Every line below is to be given again precisely; images are to be left out.

**Provided records**
****************************************

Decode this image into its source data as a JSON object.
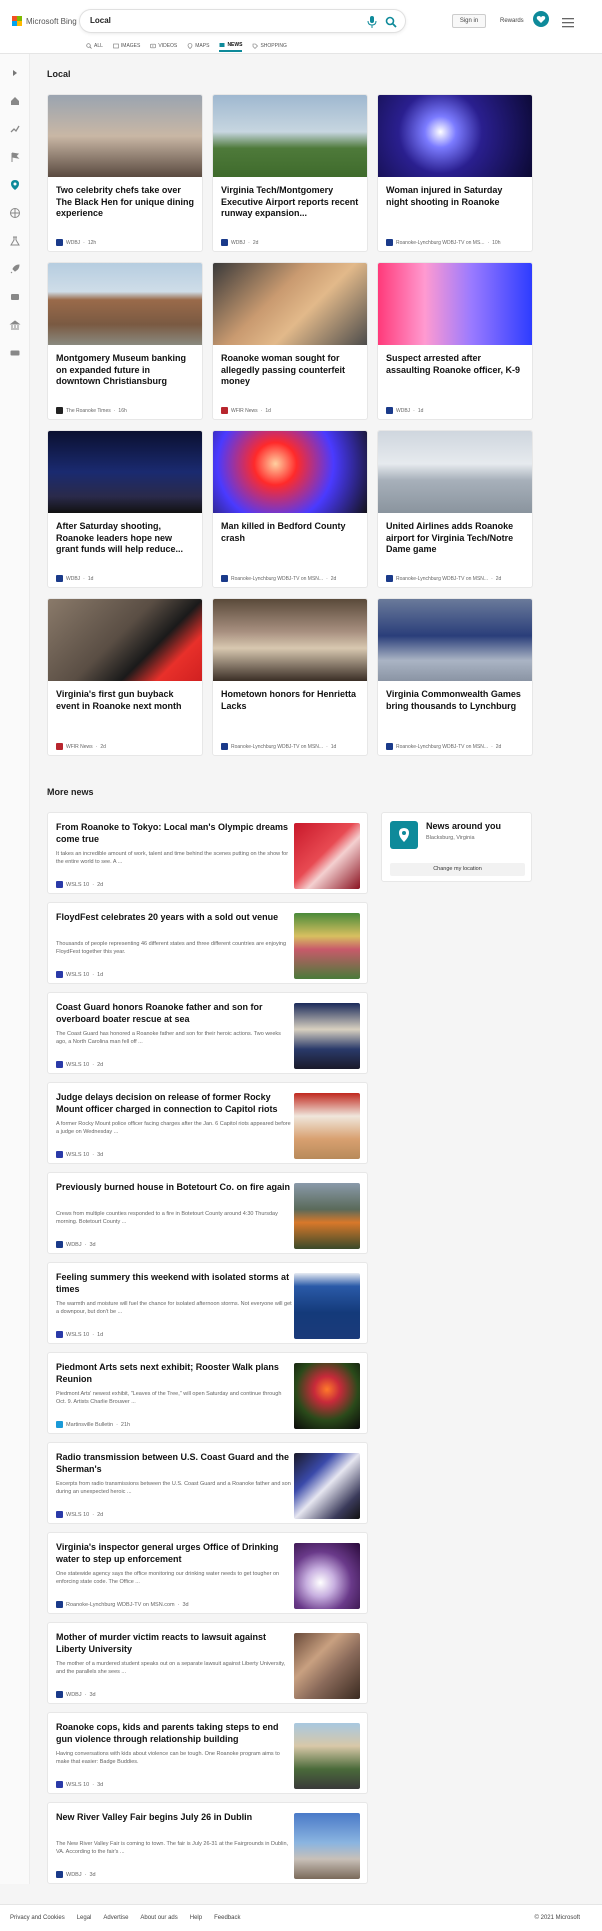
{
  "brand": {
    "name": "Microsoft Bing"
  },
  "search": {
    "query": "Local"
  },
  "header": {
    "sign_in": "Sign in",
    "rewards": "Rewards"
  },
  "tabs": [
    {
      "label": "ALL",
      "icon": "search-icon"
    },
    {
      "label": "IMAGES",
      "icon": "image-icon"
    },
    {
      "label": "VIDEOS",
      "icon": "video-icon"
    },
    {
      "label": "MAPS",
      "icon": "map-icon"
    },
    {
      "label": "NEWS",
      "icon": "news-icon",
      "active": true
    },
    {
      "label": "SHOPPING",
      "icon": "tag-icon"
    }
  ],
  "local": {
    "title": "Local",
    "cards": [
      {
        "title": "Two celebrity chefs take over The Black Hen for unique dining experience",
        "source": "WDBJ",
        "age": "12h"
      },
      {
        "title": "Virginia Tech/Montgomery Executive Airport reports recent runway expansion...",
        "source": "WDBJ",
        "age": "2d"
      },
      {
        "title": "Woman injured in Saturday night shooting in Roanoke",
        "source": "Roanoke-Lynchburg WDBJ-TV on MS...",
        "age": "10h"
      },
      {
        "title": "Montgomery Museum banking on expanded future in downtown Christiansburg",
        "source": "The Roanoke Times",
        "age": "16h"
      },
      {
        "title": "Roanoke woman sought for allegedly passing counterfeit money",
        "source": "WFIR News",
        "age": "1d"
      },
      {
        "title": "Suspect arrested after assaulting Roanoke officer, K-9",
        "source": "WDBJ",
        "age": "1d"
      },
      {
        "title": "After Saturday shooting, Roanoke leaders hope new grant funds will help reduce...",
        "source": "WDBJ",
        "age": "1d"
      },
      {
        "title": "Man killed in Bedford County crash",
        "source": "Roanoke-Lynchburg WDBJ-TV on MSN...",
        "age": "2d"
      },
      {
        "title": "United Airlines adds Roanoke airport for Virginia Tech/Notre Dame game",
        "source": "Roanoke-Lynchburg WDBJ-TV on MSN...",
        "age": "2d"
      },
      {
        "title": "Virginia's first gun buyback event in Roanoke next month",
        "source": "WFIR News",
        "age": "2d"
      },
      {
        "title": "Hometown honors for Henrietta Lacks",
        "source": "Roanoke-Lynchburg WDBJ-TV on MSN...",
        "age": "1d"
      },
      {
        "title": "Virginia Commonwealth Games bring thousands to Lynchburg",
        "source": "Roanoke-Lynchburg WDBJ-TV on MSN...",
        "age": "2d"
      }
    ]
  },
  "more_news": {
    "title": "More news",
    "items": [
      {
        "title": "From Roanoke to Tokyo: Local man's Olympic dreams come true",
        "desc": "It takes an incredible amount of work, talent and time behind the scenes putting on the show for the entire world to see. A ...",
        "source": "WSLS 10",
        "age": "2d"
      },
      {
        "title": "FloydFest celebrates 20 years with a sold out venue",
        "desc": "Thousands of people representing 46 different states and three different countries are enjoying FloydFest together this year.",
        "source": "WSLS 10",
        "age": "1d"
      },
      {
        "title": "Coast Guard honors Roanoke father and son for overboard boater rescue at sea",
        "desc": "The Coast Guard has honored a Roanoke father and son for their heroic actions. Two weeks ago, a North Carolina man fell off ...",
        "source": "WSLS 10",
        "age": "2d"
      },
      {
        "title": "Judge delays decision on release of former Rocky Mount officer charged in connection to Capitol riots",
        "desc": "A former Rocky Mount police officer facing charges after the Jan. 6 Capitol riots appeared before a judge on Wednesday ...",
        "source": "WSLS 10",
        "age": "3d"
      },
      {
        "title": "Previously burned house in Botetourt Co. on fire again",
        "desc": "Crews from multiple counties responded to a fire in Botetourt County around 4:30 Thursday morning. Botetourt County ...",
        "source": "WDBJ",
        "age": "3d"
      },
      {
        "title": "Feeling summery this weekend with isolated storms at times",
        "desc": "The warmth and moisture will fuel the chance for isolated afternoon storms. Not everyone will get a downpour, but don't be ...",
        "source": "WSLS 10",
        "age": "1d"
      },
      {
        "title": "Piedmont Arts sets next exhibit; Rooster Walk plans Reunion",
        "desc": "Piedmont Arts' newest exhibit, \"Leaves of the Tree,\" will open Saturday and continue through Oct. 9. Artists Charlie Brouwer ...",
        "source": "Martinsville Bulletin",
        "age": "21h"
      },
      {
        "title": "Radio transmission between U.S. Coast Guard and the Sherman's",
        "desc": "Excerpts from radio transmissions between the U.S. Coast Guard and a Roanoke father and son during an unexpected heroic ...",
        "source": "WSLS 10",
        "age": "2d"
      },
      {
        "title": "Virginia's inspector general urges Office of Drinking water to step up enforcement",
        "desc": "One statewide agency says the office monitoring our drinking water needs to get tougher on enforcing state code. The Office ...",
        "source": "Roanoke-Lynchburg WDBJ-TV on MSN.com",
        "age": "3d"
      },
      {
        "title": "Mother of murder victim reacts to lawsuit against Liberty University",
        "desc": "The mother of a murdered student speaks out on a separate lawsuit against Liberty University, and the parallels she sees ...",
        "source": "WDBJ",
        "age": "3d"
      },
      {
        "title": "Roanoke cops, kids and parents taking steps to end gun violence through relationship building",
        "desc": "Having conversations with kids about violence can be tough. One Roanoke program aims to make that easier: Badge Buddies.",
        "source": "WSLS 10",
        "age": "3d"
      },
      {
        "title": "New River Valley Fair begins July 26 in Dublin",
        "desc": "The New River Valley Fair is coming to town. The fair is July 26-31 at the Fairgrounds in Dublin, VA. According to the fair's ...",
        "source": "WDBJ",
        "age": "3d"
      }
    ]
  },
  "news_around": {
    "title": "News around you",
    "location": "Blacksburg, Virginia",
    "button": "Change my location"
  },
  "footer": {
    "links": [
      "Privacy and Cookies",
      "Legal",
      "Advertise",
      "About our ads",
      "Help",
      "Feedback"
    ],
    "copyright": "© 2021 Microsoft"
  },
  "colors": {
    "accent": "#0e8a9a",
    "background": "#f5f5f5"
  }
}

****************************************

**Answer space**
Decode this image into its source data as a JSON object.
{
  "brand": {
    "name": "Microsoft Bing"
  },
  "search": {
    "query": "Local"
  },
  "header": {
    "sign_in": "Sign in",
    "rewards": "Rewards"
  },
  "tabs": [
    {
      "label": "ALL",
      "icon": "search-icon"
    },
    {
      "label": "IMAGES",
      "icon": "image-icon"
    },
    {
      "label": "VIDEOS",
      "icon": "video-icon"
    },
    {
      "label": "MAPS",
      "icon": "map-icon"
    },
    {
      "label": "NEWS",
      "icon": "news-icon",
      "active": true
    },
    {
      "label": "SHOPPING",
      "icon": "tag-icon"
    }
  ],
  "local": {
    "title": "Local",
    "cards": [
      {
        "title": "Two celebrity chefs take over The Black Hen for unique dining experience",
        "source": "WDBJ",
        "age": "12h"
      },
      {
        "title": "Virginia Tech/Montgomery Executive Airport reports recent runway expansion...",
        "source": "WDBJ",
        "age": "2d"
      },
      {
        "title": "Woman injured in Saturday night shooting in Roanoke",
        "source": "Roanoke-Lynchburg WDBJ-TV on MS...",
        "age": "10h"
      },
      {
        "title": "Montgomery Museum banking on expanded future in downtown Christiansburg",
        "source": "The Roanoke Times",
        "age": "16h"
      },
      {
        "title": "Roanoke woman sought for allegedly passing counterfeit money",
        "source": "WFIR News",
        "age": "1d"
      },
      {
        "title": "Suspect arrested after assaulting Roanoke officer, K-9",
        "source": "WDBJ",
        "age": "1d"
      },
      {
        "title": "After Saturday shooting, Roanoke leaders hope new grant funds will help reduce...",
        "source": "WDBJ",
        "age": "1d"
      },
      {
        "title": "Man killed in Bedford County crash",
        "source": "Roanoke-Lynchburg WDBJ-TV on MSN...",
        "age": "2d"
      },
      {
        "title": "United Airlines adds Roanoke airport for Virginia Tech/Notre Dame game",
        "source": "Roanoke-Lynchburg WDBJ-TV on MSN...",
        "age": "2d"
      },
      {
        "title": "Virginia's first gun buyback event in Roanoke next month",
        "source": "WFIR News",
        "age": "2d"
      },
      {
        "title": "Hometown honors for Henrietta Lacks",
        "source": "Roanoke-Lynchburg WDBJ-TV on MSN...",
        "age": "1d"
      },
      {
        "title": "Virginia Commonwealth Games bring thousands to Lynchburg",
        "source": "Roanoke-Lynchburg WDBJ-TV on MSN...",
        "age": "2d"
      }
    ]
  },
  "more_news": {
    "title": "More news",
    "items": [
      {
        "title": "From Roanoke to Tokyo: Local man's Olympic dreams come true",
        "desc": "It takes an incredible amount of work, talent and time behind the scenes putting on the show for the entire world to see. A ...",
        "source": "WSLS 10",
        "age": "2d"
      },
      {
        "title": "FloydFest celebrates 20 years with a sold out venue",
        "desc": "Thousands of people representing 46 different states and three different countries are enjoying FloydFest together this year.",
        "source": "WSLS 10",
        "age": "1d"
      },
      {
        "title": "Coast Guard honors Roanoke father and son for overboard boater rescue at sea",
        "desc": "The Coast Guard has honored a Roanoke father and son for their heroic actions. Two weeks ago, a North Carolina man fell off ...",
        "source": "WSLS 10",
        "age": "2d"
      },
      {
        "title": "Judge delays decision on release of former Rocky Mount officer charged in connection to Capitol riots",
        "desc": "A former Rocky Mount police officer facing charges after the Jan. 6 Capitol riots appeared before a judge on Wednesday ...",
        "source": "WSLS 10",
        "age": "3d"
      },
      {
        "title": "Previously burned house in Botetourt Co. on fire again",
        "desc": "Crews from multiple counties responded to a fire in Botetourt County around 4:30 Thursday morning. Botetourt County ...",
        "source": "WDBJ",
        "age": "3d"
      },
      {
        "title": "Feeling summery this weekend with isolated storms at times",
        "desc": "The warmth and moisture will fuel the chance for isolated afternoon storms. Not everyone will get a downpour, but don't be ...",
        "source": "WSLS 10",
        "age": "1d"
      },
      {
        "title": "Piedmont Arts sets next exhibit; Rooster Walk plans Reunion",
        "desc": "Piedmont Arts' newest exhibit, \"Leaves of the Tree,\" will open Saturday and continue through Oct. 9. Artists Charlie Brouwer ...",
        "source": "Martinsville Bulletin",
        "age": "21h"
      },
      {
        "title": "Radio transmission between U.S. Coast Guard and the Sherman's",
        "desc": "Excerpts from radio transmissions between the U.S. Coast Guard and a Roanoke father and son during an unexpected heroic ...",
        "source": "WSLS 10",
        "age": "2d"
      },
      {
        "title": "Virginia's inspector general urges Office of Drinking water to step up enforcement",
        "desc": "One statewide agency says the office monitoring our drinking water needs to get tougher on enforcing state code. The Office ...",
        "source": "Roanoke-Lynchburg WDBJ-TV on MSN.com",
        "age": "3d"
      },
      {
        "title": "Mother of murder victim reacts to lawsuit against Liberty University",
        "desc": "The mother of a murdered student speaks out on a separate lawsuit against Liberty University, and the parallels she sees ...",
        "source": "WDBJ",
        "age": "3d"
      },
      {
        "title": "Roanoke cops, kids and parents taking steps to end gun violence through relationship building",
        "desc": "Having conversations with kids about violence can be tough. One Roanoke program aims to make that easier: Badge Buddies.",
        "source": "WSLS 10",
        "age": "3d"
      },
      {
        "title": "New River Valley Fair begins July 26 in Dublin",
        "desc": "The New River Valley Fair is coming to town. The fair is July 26-31 at the Fairgrounds in Dublin, VA. According to the fair's ...",
        "source": "WDBJ",
        "age": "3d"
      }
    ]
  },
  "news_around": {
    "title": "News around you",
    "location": "Blacksburg, Virginia",
    "button": "Change my location"
  },
  "footer": {
    "links": [
      "Privacy and Cookies",
      "Legal",
      "Advertise",
      "About our ads",
      "Help",
      "Feedback"
    ],
    "copyright": "© 2021 Microsoft"
  },
  "colors": {
    "accent": "#0e8a9a",
    "background": "#f5f5f5"
  }
}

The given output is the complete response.